“At the Electric Palace there is no space above the ceiling so we will need to take off the roof and put a laminate to the back of it to reinforce it. We are also looking at improvements to the stage and seating area and lighting, making sure whatever is done is stylistically appropriate.”

The Electric Palace cinema was built in 18 weeks at a cost of £1,500 and opened in 1911 with a screening of the black and white film Battle of Trafalgar and The Death of Nelson.

Designed by architect Harold Hooper and developed by Charles Thurston, a traveling showman, the venue, in Kings Quay Street, ran successfully for 45 years, closing only briefly in 1953 due to flooding.

It was shut in 1956 however and left derelict until it was ‘rediscovered’ in 1972 in a town study by Gordon Miller and the students of Kingston Polytechnic.

At the time, the council had planned to demolish all the buildings in the area and build a lorry park instead.

Detailed survey drawings and original pictures from Mr Miller show the cinema in a neglected state, with cracked facades, peeling paint and gaping holes in the roof.

In 1975 the Electric Palace Trust was formed to restore the cinema and it reopened in 1981.

The new work will be the first time the Grade II* listed building has been redecorated.

David Looser, chairman of the Electric Palace Trust said: “The Electric Palace is not only of local interest, but is also a building of national significance in the history of cinema in the UK.

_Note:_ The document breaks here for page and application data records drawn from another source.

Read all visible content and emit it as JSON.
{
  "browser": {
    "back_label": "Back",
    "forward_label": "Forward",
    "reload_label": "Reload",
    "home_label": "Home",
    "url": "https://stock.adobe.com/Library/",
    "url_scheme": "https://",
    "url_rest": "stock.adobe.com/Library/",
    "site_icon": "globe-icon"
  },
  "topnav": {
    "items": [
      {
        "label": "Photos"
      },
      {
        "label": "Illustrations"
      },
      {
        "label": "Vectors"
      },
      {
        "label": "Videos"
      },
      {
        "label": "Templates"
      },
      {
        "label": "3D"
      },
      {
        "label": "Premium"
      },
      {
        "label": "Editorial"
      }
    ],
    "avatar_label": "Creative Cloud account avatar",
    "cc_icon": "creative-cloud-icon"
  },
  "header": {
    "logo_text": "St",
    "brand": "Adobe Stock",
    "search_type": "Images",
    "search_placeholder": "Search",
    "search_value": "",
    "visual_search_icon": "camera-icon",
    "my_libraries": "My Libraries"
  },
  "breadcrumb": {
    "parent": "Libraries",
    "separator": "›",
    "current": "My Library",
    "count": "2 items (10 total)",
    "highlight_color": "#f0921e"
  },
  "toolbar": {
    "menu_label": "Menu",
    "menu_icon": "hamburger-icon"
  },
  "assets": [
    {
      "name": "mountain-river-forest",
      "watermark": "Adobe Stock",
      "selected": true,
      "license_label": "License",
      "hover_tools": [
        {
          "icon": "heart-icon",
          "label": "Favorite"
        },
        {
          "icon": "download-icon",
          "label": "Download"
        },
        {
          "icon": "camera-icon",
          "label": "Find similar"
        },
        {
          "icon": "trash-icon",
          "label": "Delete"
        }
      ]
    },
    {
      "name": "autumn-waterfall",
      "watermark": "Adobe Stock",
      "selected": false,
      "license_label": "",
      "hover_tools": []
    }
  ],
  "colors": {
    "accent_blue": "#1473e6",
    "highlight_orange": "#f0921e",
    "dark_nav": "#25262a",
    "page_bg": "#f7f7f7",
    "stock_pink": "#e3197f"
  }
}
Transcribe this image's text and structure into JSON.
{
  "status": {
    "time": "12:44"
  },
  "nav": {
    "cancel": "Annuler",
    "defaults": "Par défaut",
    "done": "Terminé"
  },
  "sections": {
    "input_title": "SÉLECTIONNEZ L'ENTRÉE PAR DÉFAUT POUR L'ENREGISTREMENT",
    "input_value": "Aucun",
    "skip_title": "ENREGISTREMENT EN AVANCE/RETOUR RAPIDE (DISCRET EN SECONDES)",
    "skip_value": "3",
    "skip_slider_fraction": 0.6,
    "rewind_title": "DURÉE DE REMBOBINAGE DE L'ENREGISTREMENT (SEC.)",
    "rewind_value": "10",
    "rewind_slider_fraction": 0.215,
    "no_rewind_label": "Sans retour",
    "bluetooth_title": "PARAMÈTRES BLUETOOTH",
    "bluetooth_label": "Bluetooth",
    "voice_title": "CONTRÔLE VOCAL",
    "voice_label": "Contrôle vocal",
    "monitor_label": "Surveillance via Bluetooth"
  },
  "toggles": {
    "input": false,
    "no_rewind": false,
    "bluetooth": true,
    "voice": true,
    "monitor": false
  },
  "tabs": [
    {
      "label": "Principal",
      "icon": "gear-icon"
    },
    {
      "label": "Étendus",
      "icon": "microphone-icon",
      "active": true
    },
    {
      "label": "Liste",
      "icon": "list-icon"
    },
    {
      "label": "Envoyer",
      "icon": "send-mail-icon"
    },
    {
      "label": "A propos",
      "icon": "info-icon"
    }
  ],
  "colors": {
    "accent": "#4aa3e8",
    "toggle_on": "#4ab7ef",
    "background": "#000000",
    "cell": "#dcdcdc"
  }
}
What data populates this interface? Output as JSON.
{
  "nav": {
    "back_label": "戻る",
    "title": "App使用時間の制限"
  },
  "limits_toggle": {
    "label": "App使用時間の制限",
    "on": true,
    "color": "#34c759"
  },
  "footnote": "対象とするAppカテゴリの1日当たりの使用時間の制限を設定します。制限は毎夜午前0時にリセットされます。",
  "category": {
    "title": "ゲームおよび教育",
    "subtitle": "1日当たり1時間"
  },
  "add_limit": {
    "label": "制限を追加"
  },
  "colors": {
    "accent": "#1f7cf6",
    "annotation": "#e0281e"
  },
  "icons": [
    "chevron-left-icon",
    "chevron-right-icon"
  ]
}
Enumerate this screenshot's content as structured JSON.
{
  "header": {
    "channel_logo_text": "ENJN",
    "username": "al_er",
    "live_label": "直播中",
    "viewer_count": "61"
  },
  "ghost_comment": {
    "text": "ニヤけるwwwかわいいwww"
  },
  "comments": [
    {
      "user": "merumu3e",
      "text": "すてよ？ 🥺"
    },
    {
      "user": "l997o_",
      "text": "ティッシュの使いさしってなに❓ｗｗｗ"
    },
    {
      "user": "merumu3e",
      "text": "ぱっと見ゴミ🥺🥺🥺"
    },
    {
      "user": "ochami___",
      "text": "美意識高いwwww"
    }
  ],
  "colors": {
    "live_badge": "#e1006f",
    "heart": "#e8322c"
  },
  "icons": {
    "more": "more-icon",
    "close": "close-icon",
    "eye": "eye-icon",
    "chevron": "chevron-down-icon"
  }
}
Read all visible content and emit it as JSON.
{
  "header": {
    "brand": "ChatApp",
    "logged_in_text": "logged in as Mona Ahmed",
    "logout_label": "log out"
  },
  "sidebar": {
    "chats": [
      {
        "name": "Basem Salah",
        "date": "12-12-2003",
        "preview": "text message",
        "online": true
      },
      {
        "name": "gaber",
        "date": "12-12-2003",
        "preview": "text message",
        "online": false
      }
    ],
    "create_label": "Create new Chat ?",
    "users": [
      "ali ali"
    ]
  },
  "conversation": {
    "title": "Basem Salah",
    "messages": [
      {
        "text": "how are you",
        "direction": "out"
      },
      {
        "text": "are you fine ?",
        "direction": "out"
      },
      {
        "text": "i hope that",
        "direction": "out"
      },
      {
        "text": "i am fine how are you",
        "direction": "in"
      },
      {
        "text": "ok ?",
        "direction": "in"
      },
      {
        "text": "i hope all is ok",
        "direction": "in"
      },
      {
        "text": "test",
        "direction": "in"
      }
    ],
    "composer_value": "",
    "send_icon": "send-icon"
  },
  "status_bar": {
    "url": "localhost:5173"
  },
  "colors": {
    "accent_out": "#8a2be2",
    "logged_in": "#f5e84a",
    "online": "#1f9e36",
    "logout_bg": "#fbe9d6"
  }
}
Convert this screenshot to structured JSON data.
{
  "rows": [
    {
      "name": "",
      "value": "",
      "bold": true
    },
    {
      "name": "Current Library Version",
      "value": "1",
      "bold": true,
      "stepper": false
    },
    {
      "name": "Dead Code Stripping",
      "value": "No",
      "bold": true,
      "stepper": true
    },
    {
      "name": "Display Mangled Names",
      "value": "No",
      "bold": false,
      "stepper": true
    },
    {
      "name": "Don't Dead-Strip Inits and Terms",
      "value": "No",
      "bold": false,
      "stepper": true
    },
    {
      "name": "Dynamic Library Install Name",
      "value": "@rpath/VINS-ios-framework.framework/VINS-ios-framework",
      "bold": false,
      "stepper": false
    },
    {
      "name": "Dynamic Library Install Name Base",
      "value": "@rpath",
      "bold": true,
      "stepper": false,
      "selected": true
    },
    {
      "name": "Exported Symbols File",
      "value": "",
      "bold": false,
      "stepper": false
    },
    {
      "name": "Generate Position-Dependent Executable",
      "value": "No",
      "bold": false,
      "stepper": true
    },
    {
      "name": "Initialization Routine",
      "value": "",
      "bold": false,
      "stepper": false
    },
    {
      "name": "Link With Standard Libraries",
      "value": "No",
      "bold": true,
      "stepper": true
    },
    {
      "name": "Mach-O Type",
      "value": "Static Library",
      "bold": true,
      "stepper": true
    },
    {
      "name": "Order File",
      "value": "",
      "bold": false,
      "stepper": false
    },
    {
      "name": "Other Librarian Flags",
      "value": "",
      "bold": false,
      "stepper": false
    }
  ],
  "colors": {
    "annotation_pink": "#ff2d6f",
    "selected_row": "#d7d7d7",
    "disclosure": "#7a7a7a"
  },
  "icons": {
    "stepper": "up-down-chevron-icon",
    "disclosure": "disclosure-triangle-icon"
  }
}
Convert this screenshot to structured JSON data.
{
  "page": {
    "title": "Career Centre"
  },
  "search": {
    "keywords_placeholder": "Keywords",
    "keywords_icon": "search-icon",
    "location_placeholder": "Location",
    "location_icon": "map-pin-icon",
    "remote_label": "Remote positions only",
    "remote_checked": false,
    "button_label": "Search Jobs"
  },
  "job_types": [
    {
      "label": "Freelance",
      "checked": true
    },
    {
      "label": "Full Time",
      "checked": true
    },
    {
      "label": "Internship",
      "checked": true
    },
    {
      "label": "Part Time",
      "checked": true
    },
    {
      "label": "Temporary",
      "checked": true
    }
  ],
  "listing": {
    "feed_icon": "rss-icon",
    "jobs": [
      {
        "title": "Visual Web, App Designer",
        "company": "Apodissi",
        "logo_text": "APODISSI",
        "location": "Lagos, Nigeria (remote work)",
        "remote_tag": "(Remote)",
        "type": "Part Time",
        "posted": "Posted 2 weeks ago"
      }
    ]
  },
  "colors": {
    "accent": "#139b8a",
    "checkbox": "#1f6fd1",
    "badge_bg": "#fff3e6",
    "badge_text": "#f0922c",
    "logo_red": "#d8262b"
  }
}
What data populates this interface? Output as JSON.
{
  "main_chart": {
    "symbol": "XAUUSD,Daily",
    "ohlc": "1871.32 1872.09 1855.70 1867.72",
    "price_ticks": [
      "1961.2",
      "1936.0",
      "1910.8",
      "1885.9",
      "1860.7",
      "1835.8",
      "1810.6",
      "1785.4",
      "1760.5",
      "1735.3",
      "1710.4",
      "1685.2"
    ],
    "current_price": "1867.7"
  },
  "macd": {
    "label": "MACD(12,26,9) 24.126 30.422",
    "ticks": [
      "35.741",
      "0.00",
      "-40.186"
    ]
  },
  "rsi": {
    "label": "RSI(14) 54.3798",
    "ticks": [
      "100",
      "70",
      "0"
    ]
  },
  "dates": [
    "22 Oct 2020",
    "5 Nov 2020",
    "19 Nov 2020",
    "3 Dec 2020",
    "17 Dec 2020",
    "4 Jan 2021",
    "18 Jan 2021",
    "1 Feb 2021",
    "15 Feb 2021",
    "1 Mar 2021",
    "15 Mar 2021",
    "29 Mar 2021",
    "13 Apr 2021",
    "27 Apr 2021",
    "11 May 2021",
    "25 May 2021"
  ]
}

“Probably because of its out-of-the-way location, its various owners over the years were never tempted to rebuild and enlarge, as happened to many other cinemas from this early period.

“Over the years the building has received a lot of support from the local community and has managed to secure sums of money through various campaigns, donations and funding opportunities.

“We have improved access and facilities for disabled visitors, refurbished the seats and soft furnishings and installed a new sound system.

“But now, thanks to this lottery funding, we believe the cinema will be properly protected for future generations.

“A major part of this will be restoring the fabric of the building itself.”

The Electric Palace currently runs as a community cinema which shows films every weekend as well as special live music events.